‘Swiss cheese’ bones might be reason for unexplained low back pain

In experiments with genetically engineered and outdated mice, Johns Hopkins Medicine scientists say they have included with evidence that most low back pain inside of people might be rooted within an overgrowth of pain-sensing nerves into spinal cartilaginous cells.

An estimated 80% of men and women worldwide will experience minimal back pain inside their lifetimes, because of strain or injuries sometimes. Nevertheless the great majority of low back problems, the researchers point out, emerges in the lack of injury, in older age especially.

The new experiments were built to investigate whether an unpleasant overgrowth of sensory nerves to the cartilaginous endplates in the backbone could be the cause of these unexplained cases.

The findings, published Dec. 10 in Characteristics Communications, may at some point help develop new treatment options that target irregular nerve progress in the backbone.

The spine may be characterized as some joints, each composed of a bony vertebrae, a spinal disk and a level of soft tissue called cartilage endplates that cushion the vertebral bones to guard them from the weight of your body.

“The cartilage endplate could be the cushion on the seat which makes it more comfortable.
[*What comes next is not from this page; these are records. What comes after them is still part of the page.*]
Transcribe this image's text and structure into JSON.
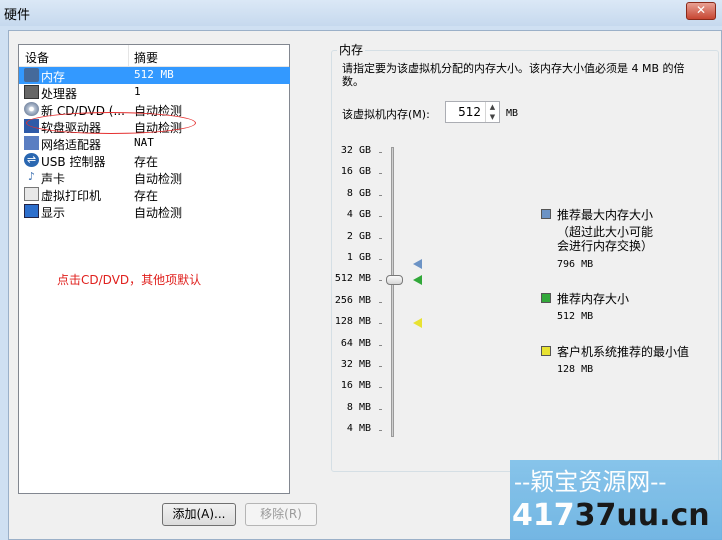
{
  "window": {
    "title": "硬件",
    "close_glyph": "✕"
  },
  "device_list": {
    "col_device": "设备",
    "col_summary": "摘要",
    "rows": [
      {
        "icon": "memory-icon",
        "name": "内存",
        "summary": "512 MB",
        "selected": true
      },
      {
        "icon": "processor-icon",
        "name": "处理器",
        "summary": "1"
      },
      {
        "icon": "cd-dvd-icon",
        "name": "新 CD/DVD (...",
        "summary": "自动检测"
      },
      {
        "icon": "floppy-icon",
        "name": "软盘驱动器",
        "summary": "自动检测"
      },
      {
        "icon": "network-adapter-icon",
        "name": "网络适配器",
        "summary": "NAT"
      },
      {
        "icon": "usb-icon",
        "name": "USB 控制器",
        "summary": "存在"
      },
      {
        "icon": "sound-card-icon",
        "name": "声卡",
        "summary": "自动检测"
      },
      {
        "icon": "printer-icon",
        "name": "虚拟打印机",
        "summary": "存在"
      },
      {
        "icon": "display-icon",
        "name": "显示",
        "summary": "自动检测"
      }
    ]
  },
  "annotation": "点击CD/DVD，其他项默认",
  "buttons": {
    "add": "添加(A)...",
    "remove": "移除(R)"
  },
  "memory": {
    "group_title": "内存",
    "description": "请指定要为该虚拟机分配的内存大小。该内存大小值必须是 4 MB 的倍数。",
    "field_label": "该虚拟机内存(M):",
    "value": "512",
    "unit": "MB",
    "scale_ticks": [
      "32 GB",
      "16 GB",
      "8 GB",
      "4 GB",
      "2 GB",
      "1 GB",
      "512 MB",
      "256 MB",
      "128 MB",
      "64 MB",
      "32 MB",
      "16 MB",
      "8 MB",
      "4 MB"
    ],
    "legend": [
      {
        "color": "#6c93c5",
        "label": "推荐最大内存大小",
        "note": "（超过此大小可能\n会进行内存交换）",
        "value": "796 MB"
      },
      {
        "color": "#32a83a",
        "label": "推荐内存大小",
        "value": "512 MB"
      },
      {
        "color": "#e8e232",
        "label": "客户机系统推荐的最小值",
        "value": "128 MB"
      }
    ]
  },
  "watermark": {
    "line1": "--颖宝资源网--",
    "line2a": "417",
    "line2b": "37uu.cn"
  }
}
But, like related cells in hip and knee joints, it succumbs to damage over time,” claims Xu Cao, Ph.D., Lee Riley Professor of Orthopaedic Surgical procedure and researcher in the Johns Hopkins Institute for Cellular Engineering at the Johns Hopkins University Institution of Medicine.

Cao claims he and his staff have longer suspected that age-related adjustments in the cells that comprise the backbone provide fertile surface for abnormal nerve expansion, making the conventional load-bearing job of the backbone painful.

To research this basic idea, Cao and his crew analyzed types of the bony conclusion plates of vertebrae from mice aged significantly more than 20 a few months, the human exact carbon copy of about 70-80 yrs . old. The researchers unearthed that the soft, cartilaginous cells in the mice’s spines started to be hardened and resembled diffuse bone with a Swiss cheese-like structure.

In previous reports, Cao’s team reported an aging or perhaps instable backbone induces the cartilage endplates to alter into porous bony structures offering places for nerves to penetrate the dense construction of the bone. A specialised cell sort, called osteoclasts, generates the porous bone composition where the cartilage ought to be. Cao considered that probably the signaling molecule netrin-1 secreted by osteoclasts with this process invited unusual nerve development and the resulting lower back pain.

“Cartilage does not routinely have nerve and bloodstream. However, when cartilage will become a porous bony framework with progress of nerve fibers, it may be the origin of back discomfort,” says Cao.

To try out this basic idea more, Cao and his co-workers first analyzed cells samples from the spines of aged mice underneath the microscope, labeling the hole-building nerve plus osteoclasts fibers with fluorescent tags. They discovered that nerve and osteoclasts fibers have been contained in the same aspects of vertebrae, suggesting that the osteoclasts could possibly be signaling the nerve expansion in a few real way, with netrin-1 perhaps.

Next, the group designed an experiment to stop the osteoclasts from producing the irregular ‘Swiss-cheese’ bone development and secreting netrin-1 to see if nerve progress in the cartilaginous cells — and the accompanying soreness — might be stopped.

They genetically engineered mice to lack the gene that codes for osteoclast formation, and performed a surgery on the mice to destabilize the joints between their vertebrae — mimicking similar instability noticed in individuals with low back problems. The researchers unearthed that the mice lacking osteoclast tissue had much less pain-sensing nerves in the endplates of the vertebrae than mice with the gene.

Cao says those effects present that the porous construction of cartilaginous endplates can be an important lead inside focusing on how unexplained low back again pain develops. His staff next plans to perform laboratory experiments using substances that slow the unusual bone growth to try their potential to deal with low back discomfort.

The technology can be obtained for licensing through Johns Hopkins Technology Ventures, that is pursuing patent protection furthermore.